Where does the string "main" occur in the records below? Copy every line that holds it.

→ Entries shown:
++++++++

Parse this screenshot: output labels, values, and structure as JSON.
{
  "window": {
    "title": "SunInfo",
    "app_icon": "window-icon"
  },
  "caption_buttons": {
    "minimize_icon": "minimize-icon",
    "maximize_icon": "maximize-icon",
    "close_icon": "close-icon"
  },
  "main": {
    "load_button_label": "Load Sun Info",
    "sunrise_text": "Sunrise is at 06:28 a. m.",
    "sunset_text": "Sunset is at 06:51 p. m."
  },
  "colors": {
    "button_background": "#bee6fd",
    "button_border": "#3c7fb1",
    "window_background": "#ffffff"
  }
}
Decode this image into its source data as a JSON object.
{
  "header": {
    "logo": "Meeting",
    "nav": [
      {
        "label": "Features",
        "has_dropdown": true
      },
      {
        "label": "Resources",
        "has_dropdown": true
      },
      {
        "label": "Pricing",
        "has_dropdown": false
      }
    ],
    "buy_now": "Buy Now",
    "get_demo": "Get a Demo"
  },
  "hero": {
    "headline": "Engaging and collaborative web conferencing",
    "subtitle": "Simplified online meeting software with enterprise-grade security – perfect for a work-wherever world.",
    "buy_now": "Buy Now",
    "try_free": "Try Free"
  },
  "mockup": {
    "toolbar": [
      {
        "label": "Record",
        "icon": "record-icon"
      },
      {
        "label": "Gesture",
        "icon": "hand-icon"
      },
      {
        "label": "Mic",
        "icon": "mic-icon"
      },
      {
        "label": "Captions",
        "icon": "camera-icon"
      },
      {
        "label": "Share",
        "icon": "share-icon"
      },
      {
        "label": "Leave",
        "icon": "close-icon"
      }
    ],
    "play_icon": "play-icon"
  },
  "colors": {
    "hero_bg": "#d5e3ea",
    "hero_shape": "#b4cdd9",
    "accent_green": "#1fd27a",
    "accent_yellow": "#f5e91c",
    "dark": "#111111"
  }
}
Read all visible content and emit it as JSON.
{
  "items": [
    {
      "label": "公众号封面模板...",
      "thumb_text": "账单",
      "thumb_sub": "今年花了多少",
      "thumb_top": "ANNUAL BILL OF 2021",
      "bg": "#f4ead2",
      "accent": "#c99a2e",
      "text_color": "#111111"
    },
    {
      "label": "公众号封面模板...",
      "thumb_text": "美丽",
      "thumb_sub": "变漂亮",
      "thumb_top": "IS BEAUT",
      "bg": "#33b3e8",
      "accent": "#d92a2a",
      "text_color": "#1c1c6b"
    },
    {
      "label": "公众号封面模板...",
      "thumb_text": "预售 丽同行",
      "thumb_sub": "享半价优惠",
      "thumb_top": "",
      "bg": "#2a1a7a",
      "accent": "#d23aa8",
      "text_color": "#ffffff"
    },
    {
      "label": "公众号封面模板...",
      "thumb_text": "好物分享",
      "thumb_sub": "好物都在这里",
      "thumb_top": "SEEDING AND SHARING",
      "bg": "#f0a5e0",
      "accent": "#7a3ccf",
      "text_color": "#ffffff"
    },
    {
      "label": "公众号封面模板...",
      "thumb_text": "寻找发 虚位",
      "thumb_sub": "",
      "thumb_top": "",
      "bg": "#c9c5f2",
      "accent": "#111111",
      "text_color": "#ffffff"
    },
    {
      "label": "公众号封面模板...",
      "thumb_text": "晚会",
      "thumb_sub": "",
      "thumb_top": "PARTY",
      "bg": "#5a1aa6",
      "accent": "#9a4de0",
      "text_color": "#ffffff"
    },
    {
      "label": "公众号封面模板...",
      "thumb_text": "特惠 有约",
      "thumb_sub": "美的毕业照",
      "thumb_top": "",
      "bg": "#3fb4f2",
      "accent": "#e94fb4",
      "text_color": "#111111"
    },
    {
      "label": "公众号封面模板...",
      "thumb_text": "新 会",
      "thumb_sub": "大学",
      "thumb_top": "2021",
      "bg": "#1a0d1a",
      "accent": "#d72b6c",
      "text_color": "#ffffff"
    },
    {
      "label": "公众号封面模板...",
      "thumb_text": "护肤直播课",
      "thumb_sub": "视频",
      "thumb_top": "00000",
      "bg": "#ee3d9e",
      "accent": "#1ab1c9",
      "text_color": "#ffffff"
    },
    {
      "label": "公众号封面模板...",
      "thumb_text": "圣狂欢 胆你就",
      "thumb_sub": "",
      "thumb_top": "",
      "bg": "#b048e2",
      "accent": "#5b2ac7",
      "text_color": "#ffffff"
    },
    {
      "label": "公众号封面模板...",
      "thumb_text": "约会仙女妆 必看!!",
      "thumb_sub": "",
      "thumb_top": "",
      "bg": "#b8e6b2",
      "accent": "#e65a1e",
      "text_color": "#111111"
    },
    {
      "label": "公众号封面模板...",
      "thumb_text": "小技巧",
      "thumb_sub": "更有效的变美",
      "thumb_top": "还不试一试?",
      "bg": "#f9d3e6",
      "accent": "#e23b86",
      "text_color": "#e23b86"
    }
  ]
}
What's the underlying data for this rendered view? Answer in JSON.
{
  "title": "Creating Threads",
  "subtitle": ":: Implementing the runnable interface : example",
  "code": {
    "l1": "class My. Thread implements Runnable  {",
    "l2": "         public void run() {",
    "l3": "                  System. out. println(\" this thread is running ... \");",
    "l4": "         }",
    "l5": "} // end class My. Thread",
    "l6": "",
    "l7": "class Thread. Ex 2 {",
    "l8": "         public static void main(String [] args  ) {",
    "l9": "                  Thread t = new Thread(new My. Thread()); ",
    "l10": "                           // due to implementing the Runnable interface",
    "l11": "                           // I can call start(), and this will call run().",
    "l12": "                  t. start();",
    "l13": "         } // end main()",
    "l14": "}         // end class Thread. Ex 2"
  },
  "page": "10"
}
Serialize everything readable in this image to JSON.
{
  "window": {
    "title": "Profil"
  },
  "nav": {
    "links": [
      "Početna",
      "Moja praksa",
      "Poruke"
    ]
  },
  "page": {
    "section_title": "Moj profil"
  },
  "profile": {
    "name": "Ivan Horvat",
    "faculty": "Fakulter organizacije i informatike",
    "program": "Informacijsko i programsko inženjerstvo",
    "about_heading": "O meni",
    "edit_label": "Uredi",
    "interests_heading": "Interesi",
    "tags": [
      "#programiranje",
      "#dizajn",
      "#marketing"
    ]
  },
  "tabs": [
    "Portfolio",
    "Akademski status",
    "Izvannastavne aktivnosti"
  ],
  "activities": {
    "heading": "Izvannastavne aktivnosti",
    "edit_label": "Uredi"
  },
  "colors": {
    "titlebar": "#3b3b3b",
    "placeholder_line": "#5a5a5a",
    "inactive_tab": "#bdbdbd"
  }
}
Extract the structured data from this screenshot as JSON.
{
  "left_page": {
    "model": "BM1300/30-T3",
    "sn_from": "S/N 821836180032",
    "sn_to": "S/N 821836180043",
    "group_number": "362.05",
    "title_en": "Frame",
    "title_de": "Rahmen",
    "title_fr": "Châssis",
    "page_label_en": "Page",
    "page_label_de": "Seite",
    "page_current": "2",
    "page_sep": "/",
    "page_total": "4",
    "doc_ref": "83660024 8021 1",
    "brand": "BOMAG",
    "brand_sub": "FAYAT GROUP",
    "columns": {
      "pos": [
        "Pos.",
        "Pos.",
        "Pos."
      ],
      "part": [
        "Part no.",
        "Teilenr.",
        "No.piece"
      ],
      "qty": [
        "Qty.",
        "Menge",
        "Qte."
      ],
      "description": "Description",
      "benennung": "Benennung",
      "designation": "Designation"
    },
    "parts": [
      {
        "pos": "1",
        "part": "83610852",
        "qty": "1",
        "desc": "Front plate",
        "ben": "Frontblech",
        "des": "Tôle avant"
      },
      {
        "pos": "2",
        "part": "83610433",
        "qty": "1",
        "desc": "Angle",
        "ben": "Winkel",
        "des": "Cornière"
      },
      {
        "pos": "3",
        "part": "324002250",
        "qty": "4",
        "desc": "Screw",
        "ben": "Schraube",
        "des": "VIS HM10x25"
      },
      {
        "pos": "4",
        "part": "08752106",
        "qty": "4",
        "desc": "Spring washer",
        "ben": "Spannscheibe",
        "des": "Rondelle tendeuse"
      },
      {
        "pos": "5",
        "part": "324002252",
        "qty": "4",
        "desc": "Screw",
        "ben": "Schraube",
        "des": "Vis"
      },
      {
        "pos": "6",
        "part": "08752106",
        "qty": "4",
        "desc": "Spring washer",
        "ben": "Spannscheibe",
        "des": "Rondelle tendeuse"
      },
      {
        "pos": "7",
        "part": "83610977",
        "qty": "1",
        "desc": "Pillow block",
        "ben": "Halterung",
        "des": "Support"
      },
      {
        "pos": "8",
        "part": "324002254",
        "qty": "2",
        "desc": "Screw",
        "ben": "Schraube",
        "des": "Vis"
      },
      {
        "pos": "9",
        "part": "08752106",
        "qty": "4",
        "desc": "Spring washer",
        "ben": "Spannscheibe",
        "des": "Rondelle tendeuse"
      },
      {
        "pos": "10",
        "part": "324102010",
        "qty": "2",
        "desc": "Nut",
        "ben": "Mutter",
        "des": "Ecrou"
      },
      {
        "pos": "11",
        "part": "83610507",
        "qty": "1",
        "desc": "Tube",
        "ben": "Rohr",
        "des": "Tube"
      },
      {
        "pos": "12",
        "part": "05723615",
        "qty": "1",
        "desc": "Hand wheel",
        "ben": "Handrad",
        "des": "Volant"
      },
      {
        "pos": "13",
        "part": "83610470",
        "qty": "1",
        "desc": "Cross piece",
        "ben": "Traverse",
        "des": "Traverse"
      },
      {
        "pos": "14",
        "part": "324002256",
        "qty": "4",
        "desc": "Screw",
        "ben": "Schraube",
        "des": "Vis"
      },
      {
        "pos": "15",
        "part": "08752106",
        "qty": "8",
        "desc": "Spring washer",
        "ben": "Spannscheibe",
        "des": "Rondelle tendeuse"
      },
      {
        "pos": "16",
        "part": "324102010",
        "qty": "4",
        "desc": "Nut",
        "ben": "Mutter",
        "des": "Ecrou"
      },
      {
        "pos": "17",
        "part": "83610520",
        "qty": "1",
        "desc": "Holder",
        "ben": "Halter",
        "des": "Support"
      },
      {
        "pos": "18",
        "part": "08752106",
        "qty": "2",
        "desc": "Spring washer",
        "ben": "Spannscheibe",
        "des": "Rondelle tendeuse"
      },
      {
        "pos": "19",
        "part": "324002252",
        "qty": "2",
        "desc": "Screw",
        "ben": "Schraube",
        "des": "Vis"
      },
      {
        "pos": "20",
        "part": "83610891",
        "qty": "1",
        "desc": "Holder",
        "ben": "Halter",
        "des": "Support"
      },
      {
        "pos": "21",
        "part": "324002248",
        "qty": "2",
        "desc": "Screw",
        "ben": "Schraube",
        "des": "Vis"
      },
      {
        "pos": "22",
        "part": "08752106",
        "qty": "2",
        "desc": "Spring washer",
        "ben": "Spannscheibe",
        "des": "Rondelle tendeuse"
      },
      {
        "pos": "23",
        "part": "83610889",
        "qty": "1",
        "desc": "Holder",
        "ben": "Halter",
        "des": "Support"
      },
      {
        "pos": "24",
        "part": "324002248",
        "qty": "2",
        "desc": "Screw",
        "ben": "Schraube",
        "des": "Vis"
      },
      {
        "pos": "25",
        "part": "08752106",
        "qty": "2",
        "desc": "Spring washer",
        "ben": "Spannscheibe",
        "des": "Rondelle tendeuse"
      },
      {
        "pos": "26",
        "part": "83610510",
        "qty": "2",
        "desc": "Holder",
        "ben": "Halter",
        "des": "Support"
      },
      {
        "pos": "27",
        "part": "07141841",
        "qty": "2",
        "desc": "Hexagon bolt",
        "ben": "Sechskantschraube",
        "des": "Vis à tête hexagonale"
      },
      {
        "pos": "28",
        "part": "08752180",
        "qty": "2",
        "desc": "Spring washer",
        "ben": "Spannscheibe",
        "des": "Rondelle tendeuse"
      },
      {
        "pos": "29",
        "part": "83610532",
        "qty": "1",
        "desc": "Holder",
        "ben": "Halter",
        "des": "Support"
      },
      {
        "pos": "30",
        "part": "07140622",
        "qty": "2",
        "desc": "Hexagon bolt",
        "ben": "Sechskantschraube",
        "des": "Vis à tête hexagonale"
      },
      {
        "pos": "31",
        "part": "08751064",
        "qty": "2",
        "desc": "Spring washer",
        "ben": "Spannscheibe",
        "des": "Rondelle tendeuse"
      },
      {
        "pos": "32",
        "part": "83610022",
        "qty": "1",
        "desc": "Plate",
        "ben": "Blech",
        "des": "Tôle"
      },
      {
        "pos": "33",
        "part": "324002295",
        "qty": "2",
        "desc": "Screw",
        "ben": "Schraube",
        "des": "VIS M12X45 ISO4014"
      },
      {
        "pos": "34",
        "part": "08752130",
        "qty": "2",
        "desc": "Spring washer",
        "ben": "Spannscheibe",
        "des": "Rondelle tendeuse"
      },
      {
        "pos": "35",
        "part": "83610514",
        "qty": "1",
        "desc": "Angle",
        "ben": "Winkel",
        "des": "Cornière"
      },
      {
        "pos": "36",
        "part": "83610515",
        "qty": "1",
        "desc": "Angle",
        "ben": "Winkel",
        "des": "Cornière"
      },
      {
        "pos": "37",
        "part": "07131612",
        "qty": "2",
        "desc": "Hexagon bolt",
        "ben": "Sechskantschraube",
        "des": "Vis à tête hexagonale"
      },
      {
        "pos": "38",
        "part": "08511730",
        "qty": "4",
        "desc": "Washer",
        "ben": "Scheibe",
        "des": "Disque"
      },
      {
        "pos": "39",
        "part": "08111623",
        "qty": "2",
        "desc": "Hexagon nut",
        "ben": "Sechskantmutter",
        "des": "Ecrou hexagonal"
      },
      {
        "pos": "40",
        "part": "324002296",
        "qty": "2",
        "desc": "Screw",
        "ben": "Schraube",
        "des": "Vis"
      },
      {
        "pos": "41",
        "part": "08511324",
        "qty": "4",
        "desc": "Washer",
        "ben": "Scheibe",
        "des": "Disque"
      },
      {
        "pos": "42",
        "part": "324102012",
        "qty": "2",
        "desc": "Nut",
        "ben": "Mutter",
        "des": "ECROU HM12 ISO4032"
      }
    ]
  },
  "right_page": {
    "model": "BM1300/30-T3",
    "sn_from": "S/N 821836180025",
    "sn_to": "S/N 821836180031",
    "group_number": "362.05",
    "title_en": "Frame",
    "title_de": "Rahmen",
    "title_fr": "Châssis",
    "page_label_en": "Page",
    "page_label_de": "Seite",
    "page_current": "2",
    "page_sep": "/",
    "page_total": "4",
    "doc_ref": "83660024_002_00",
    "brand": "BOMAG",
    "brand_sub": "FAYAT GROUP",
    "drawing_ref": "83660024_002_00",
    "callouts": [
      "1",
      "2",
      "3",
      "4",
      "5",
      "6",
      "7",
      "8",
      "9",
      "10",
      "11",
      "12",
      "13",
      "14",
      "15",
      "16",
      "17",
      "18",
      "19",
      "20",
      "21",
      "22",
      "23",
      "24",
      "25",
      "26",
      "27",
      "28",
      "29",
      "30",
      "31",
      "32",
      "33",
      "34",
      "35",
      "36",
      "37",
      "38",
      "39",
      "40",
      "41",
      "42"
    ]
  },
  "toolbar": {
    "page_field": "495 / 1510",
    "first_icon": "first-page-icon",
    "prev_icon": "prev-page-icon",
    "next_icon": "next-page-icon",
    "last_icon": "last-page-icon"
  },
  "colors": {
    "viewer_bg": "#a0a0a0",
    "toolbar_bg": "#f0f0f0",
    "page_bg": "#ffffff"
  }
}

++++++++

→ Your solution:
  "main": {
    "l8": "         public static void main(String [] args  ) {",
    "l13": "         } // end main()",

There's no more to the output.